As a temporary stop-gap until a true replacement was written (three years later), I transcribed the feature switches into an Excel spreadsheet, split into sub-sheets by categories of feature switch. A new drive program could be added in an hour or less by copying a column and making the few feature changes necessary to comply with the product specification.
At build time, a perl script generated a drive-specific features.h file. Since the generated file was smaller and contained no conditional compilation, build times were reduced by twenty minutes.
This system simplified the development of tools to compare features settings for different drives and to validate drives against specification.
I am very much aware that nobody has a monopoly of good ideas; I also see that some of the people with the best ideas tend to stay quiet in meetings. I make an effort to ensure that people are encouraged to contribute, and when I 'read' from their body language that they aren't happy about something but choose not to speak up in a public forum, then I'll have a chat with them later either to put their mind at ease about an issue, or to gain valuable input.
Working as an outside Consultant and Contractor required some deft footwork to get buy-in from the engineering teams with whom I was working. One cast-iron rule that I followed was to always give credit for people's contributions when talking with their managers, and always take appropriate responsibility when there were problems. If it was my decision to use some code that later proved problematic, then it was my fault. I can discuss how to avoid similar issues in the future with the contributor without raising a red flag for a simple error.
A significant part of my work for the past decade has been to mentor engineers and to help them build up their skill sets; after introducing Perl to WD for the DumpFile Analyzer and Features File Generator, Perl was adopted for many housekeeping tasks across several departments.
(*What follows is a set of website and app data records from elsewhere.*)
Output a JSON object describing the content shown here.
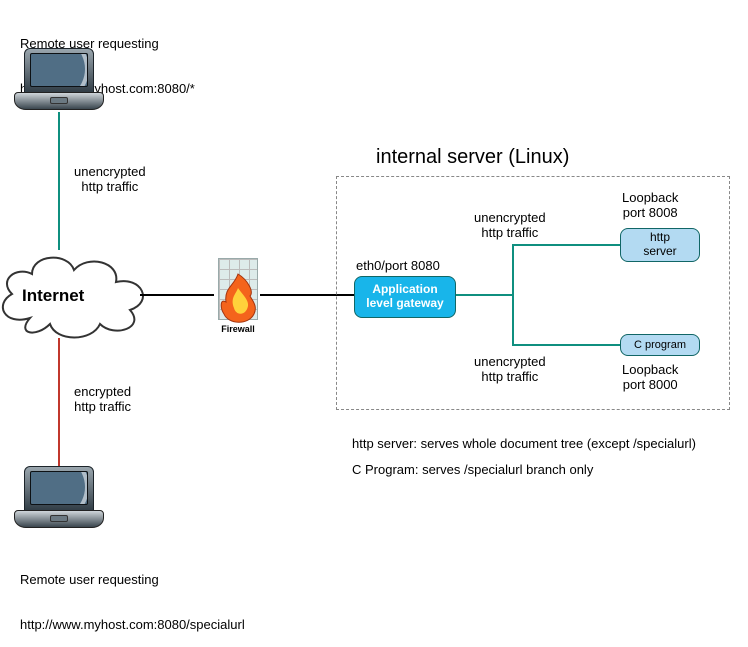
{
  "topUser": {
    "caption1": "Remote user requesting",
    "caption2": "http://www.myhost.com:8080/*"
  },
  "bottomUser": {
    "caption1": "Remote user requesting",
    "caption2": "http://www.myhost.com:8080/specialurl"
  },
  "edges": {
    "topTraffic": "unencrypted\nhttp traffic",
    "bottomTraffic": "encrypted\nhttp traffic",
    "upperInternal": "unencrypted\nhttp traffic",
    "lowerInternal": "unencrypted\nhttp traffic"
  },
  "cloud": {
    "label": "Internet"
  },
  "firewall": {
    "label": "Firewall"
  },
  "server": {
    "title": "internal server (Linux)",
    "portLabel": "eth0/port 8080",
    "gateway": "Application\nlevel gateway",
    "httpServer": {
      "label": "http\nserver",
      "portLabel": "Loopback\nport 8008"
    },
    "cProgram": {
      "label": "C program",
      "portLabel": "Loopback\nport 8000"
    }
  },
  "notes": {
    "line1": "http server: serves whole document tree (except /specialurl)",
    "line2": "C Program: serves /specialurl branch only"
  }
}
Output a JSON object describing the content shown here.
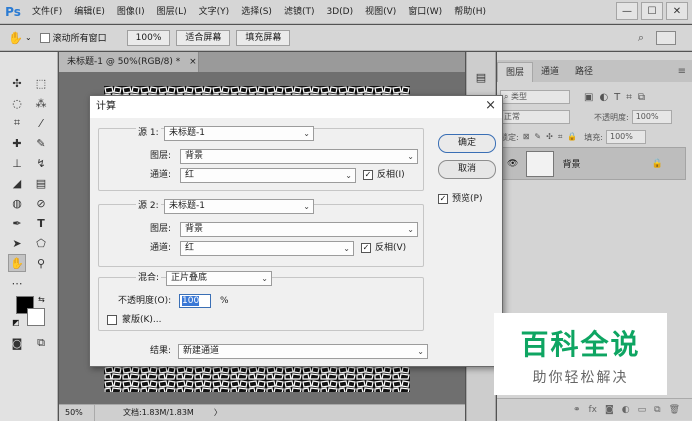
{
  "menubar": {
    "logo": "Ps",
    "items": [
      "文件(F)",
      "编辑(E)",
      "图像(I)",
      "图层(L)",
      "文字(Y)",
      "选择(S)",
      "滤镜(T)",
      "3D(D)",
      "视图(V)",
      "窗口(W)",
      "帮助(H)"
    ],
    "window_buttons": [
      "—",
      "☐",
      "✕"
    ]
  },
  "optionsbar": {
    "scroll_all": "滚动所有窗口",
    "zoom_value": "100%",
    "fit_screen": "适合屏幕",
    "fill_screen": "填充屏幕"
  },
  "document": {
    "tab_title": "未标题-1 @ 50%(RGB/8) *",
    "tab_close": "×",
    "zoom": "50%",
    "doc_info": "文档:1.83M/1.83M",
    "arrow": "〉"
  },
  "layers_panel": {
    "tabs": [
      "图层",
      "通道",
      "路径"
    ],
    "filter_kind": "类型",
    "blend_mode": "正常",
    "opacity_label": "不透明度:",
    "opacity_value": "100%",
    "lock_label": "锁定:",
    "fill_label": "填充:",
    "fill_value": "100%",
    "layer_name": "背景"
  },
  "dialog": {
    "title": "计算",
    "close": "×",
    "source1": {
      "label": "源 1:",
      "value": "未标题-1",
      "layer_label": "图层:",
      "layer_value": "背景",
      "channel_label": "通道:",
      "channel_value": "红",
      "invert_label": "反相(I)",
      "invert_checked": true
    },
    "source2": {
      "label": "源 2:",
      "value": "未标题-1",
      "layer_label": "图层:",
      "layer_value": "背景",
      "channel_label": "通道:",
      "channel_value": "红",
      "invert_label": "反相(V)",
      "invert_checked": true
    },
    "blending": {
      "label": "混合:",
      "value": "正片叠底",
      "opacity_label": "不透明度(O):",
      "opacity_value": "100",
      "opacity_unit": "%",
      "mask_label": "蒙版(K)...",
      "mask_checked": false
    },
    "result_label": "结果:",
    "result_value": "新建通道",
    "ok_button": "确定",
    "cancel_button": "取消",
    "preview_label": "预览(P)",
    "preview_checked": true
  },
  "watermark": {
    "title": "百科全说",
    "subtitle": "助你轻松解决"
  },
  "colors": {
    "accent": "#2a7bd3",
    "watermark_green": "#0ea562",
    "dialog_bg": "#f0f0f0"
  }
}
I helped out engineers when asked, showing them where to find answers and how to understand the underlying problems when they ran into difficulties, rather than simply fixing the problem for them. I didn't let anyone flounder for too long, but enabled them to improve their proficiency.
Introduced Bagel Day at Callfinity. I don't think anyone realized that it was a cunning ploy to get people in early at least one day a week.
I tend to want to get everything 'just right' before releasing a new product. Over the years, I have learned to become more pragmatic, until a product is released it can't earn any money for the company. Now I focus on identifying the 'must have' features and getting them presentable, then iterating the design to complete the feature set and polish any rough edges revealed once the product gets out into the real world.
When a product is released and a problem is identified, I have had to learn to resist my initial impulse to get a fix out at breakneck speed. There are two issues with this; the primary concern is that the 'fix' breaks another aspect of the product - it has to go through at least a sanity-level regression test before release - the secondary reason is that a 'quick fix' may mask the underlying issue and lead to more pain in the future. If a 'quick fix' is released, then it has to be understood that the root cause has still to be discovered, and a 'real fix' put into the code.
I believe it is axiomatic that the only way to avoid making any mistakes in software engineering is to avoid making any progress. I also believe that engineers have different skill sets, aptitudes and competency levels, and should be guided into appropriate roles. That being said, I have very little patience with anyone who is persistently incompetent, unproductive or who consistently stifles the creative process through negativity. If someone's only talent is stating why something can't be done and if they never come up with a solution to a problem, then they should be encouraged to pursue new opportunities. I hear BK is hiring.